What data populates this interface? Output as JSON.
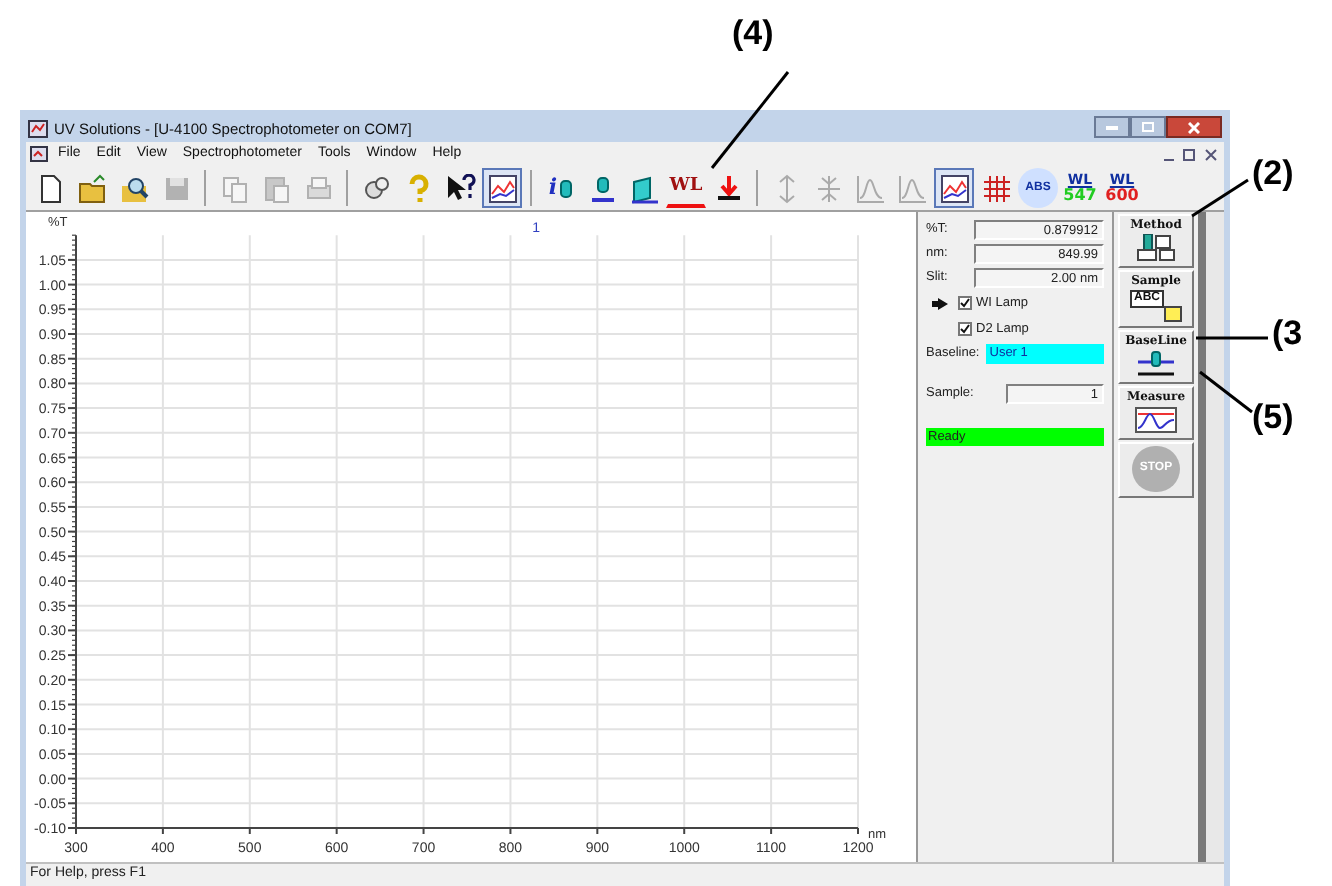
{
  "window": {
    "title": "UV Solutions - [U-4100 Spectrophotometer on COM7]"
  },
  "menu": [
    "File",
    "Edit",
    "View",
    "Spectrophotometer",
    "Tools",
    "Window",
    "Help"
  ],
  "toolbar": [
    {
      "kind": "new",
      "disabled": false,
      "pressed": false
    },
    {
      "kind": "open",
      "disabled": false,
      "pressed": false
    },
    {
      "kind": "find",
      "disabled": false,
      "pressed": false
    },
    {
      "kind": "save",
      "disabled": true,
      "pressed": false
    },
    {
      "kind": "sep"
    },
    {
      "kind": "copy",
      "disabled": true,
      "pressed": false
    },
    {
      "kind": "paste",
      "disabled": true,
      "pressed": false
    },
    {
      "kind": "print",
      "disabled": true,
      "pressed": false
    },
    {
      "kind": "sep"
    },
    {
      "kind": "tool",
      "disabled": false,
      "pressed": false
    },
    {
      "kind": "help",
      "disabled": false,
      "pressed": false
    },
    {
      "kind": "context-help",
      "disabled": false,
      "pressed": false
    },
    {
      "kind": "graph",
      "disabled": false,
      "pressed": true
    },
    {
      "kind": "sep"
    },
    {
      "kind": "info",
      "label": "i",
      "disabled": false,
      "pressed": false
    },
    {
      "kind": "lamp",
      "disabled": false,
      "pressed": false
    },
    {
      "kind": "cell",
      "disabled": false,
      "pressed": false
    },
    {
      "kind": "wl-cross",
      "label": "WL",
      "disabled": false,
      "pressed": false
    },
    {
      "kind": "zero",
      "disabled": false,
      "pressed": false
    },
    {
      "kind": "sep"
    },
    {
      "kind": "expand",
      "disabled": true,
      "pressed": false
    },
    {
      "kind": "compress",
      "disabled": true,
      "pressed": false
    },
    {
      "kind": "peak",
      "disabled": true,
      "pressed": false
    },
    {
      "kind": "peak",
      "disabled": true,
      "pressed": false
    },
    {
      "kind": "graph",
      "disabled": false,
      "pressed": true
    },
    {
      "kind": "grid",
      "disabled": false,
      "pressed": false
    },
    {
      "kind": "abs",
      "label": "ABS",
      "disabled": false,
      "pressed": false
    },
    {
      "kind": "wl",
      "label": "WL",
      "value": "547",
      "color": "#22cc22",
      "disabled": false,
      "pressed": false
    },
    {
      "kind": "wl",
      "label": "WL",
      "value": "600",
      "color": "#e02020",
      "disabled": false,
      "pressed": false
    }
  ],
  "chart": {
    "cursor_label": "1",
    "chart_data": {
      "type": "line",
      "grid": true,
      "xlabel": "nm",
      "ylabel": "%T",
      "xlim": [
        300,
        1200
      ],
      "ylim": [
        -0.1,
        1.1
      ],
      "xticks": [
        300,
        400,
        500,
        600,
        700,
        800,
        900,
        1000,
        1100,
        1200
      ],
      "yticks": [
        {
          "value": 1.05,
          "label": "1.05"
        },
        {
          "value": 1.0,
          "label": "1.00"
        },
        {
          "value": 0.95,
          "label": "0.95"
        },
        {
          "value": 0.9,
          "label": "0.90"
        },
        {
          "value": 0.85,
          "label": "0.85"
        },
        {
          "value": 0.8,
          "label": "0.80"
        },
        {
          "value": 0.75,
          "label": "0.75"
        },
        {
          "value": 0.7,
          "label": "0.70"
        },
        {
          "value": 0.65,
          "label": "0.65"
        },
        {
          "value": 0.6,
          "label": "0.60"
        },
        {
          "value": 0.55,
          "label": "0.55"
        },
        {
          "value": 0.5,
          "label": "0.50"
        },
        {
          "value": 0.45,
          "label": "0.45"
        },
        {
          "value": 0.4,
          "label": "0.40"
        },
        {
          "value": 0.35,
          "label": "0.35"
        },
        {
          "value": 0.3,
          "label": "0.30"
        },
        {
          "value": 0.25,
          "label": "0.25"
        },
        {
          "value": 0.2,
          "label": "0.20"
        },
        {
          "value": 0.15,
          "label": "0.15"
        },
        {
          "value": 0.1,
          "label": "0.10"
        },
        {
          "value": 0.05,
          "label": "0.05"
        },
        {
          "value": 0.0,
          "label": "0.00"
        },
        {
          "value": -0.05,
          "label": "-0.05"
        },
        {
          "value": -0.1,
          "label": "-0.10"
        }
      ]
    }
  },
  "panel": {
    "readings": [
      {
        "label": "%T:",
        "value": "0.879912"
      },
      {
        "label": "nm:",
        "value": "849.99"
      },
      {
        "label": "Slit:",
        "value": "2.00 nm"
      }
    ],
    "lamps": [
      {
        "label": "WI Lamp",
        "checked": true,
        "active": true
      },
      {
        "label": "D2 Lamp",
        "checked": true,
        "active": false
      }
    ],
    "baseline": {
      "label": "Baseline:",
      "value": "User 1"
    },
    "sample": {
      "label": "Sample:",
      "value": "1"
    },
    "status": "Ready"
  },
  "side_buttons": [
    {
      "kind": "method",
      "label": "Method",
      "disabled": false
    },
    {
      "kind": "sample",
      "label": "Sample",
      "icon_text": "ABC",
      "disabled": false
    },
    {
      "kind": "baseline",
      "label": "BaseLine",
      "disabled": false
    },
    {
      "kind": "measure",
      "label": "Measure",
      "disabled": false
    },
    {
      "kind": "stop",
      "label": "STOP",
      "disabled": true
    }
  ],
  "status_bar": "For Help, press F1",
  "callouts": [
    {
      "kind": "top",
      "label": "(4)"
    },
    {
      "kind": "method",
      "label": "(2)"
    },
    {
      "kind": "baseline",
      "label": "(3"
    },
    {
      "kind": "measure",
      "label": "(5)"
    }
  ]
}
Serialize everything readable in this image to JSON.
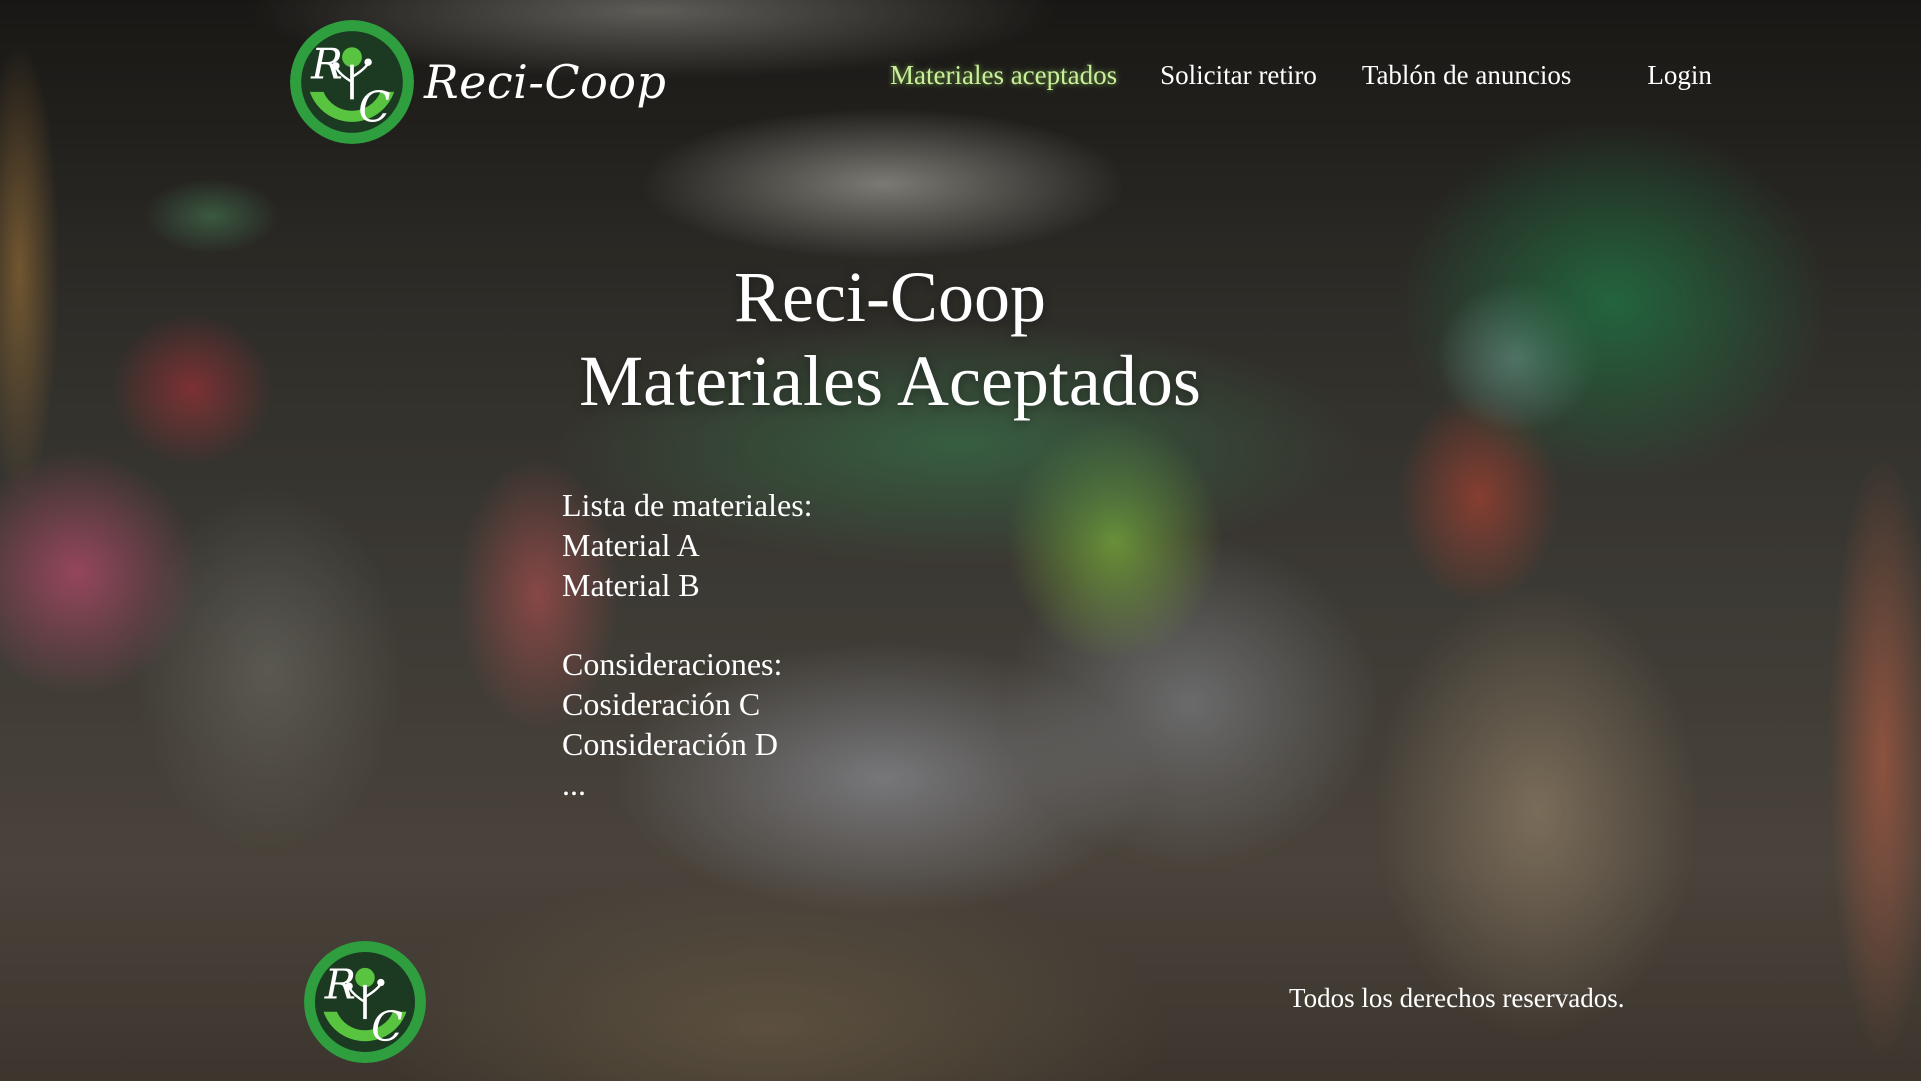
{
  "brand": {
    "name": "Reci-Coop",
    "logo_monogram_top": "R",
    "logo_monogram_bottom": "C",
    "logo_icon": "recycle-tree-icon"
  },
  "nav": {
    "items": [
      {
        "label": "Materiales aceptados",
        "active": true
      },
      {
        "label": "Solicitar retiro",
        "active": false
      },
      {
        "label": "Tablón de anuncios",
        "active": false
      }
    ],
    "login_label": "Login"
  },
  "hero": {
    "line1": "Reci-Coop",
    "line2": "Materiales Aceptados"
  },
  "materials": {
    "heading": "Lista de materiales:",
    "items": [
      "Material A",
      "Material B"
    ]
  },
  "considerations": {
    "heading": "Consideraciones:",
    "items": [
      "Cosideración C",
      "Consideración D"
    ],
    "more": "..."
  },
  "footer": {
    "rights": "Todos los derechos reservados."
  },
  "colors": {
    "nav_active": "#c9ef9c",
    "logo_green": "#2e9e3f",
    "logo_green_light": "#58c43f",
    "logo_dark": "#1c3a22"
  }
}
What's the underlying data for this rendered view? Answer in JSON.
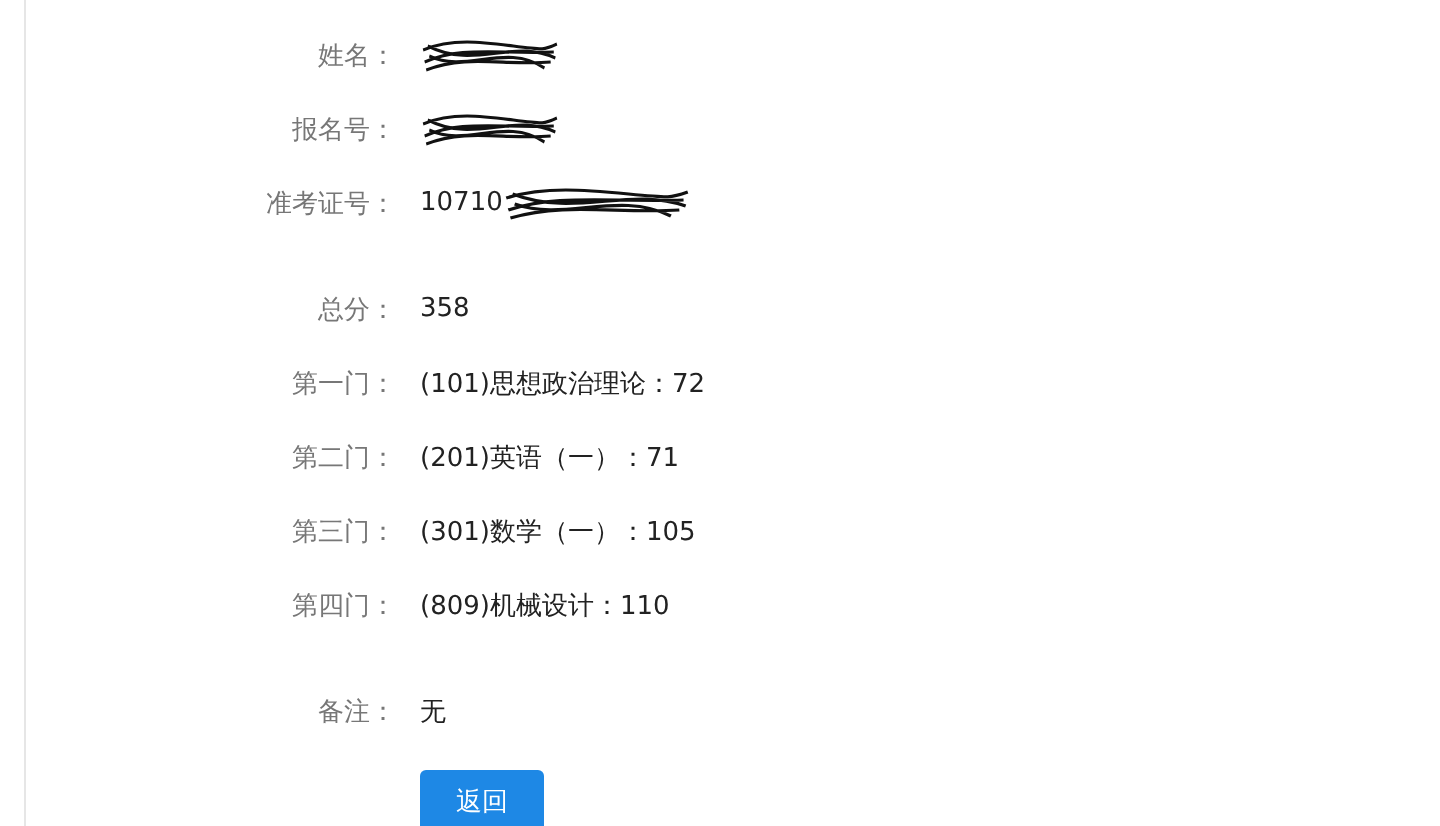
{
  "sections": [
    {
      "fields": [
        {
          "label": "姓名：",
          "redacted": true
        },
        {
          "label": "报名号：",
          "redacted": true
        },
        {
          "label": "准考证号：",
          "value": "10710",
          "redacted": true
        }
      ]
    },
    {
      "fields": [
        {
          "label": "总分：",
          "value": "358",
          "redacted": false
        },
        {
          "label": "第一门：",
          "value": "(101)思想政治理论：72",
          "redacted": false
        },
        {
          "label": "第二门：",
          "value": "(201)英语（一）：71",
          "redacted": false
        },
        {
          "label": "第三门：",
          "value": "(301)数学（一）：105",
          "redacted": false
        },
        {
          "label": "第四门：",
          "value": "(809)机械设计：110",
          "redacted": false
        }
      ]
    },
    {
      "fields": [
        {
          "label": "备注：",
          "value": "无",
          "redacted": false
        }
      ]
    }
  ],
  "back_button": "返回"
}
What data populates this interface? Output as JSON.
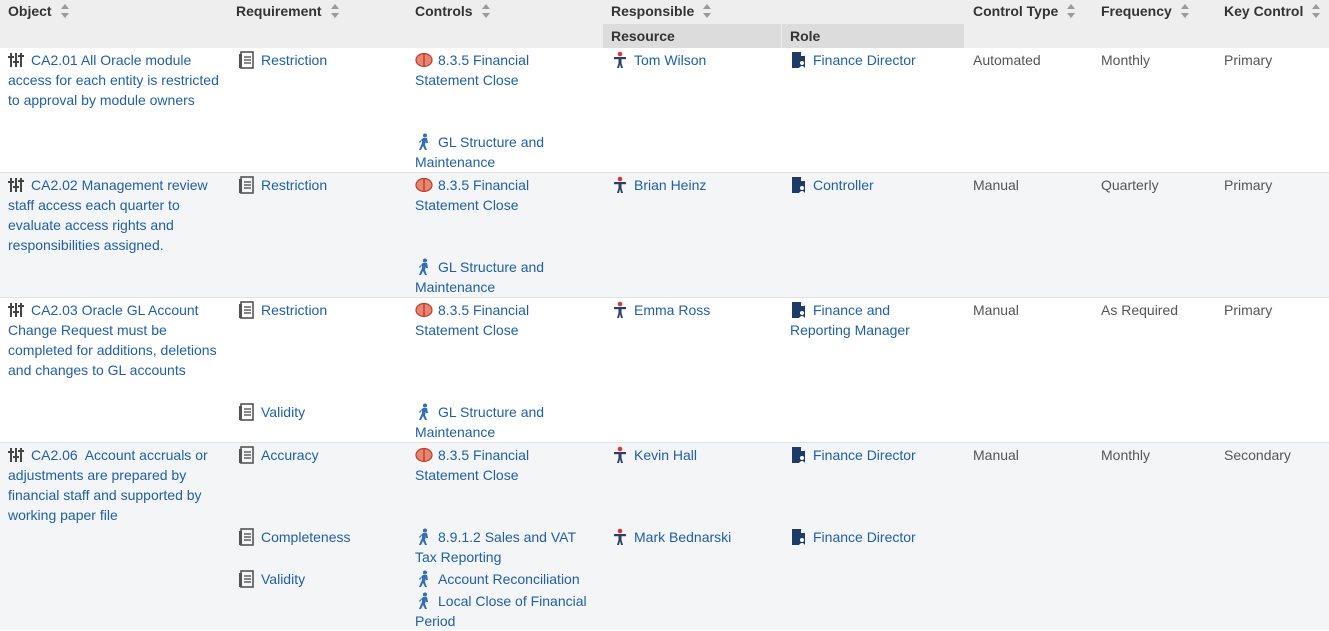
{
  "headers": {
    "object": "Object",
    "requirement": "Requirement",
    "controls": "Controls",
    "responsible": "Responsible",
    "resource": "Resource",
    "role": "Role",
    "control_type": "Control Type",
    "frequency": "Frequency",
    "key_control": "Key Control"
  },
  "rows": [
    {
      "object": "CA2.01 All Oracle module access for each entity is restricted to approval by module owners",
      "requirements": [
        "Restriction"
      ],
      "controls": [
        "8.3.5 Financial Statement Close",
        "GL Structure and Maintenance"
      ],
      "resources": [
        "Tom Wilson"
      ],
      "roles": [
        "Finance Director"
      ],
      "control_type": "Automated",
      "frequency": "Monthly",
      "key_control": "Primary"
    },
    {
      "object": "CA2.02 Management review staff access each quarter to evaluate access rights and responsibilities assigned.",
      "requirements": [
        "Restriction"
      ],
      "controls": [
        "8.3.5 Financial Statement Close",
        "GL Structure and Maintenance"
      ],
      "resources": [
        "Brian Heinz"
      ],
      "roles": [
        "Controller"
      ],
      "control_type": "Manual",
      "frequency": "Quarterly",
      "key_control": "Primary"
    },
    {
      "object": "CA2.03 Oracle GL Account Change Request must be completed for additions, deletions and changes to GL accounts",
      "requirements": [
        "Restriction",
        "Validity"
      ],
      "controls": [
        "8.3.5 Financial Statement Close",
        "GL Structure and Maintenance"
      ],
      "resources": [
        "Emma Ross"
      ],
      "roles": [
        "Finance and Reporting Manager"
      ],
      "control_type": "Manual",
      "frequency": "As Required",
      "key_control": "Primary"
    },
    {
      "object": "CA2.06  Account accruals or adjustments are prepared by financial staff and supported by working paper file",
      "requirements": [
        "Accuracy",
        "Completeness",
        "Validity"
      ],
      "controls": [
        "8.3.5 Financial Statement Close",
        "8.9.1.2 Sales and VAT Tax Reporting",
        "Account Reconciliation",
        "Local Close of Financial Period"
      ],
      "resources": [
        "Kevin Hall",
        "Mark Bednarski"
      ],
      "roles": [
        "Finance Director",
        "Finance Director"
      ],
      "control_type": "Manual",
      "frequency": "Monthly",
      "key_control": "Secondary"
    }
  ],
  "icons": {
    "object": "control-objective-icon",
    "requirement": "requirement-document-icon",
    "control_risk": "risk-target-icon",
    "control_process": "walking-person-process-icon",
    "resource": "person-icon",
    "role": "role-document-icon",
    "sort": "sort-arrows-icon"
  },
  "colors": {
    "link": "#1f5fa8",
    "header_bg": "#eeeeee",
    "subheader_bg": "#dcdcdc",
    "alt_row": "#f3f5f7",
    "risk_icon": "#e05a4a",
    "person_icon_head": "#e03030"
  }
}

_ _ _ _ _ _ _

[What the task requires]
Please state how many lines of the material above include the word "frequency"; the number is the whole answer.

[Answer to the problem]
5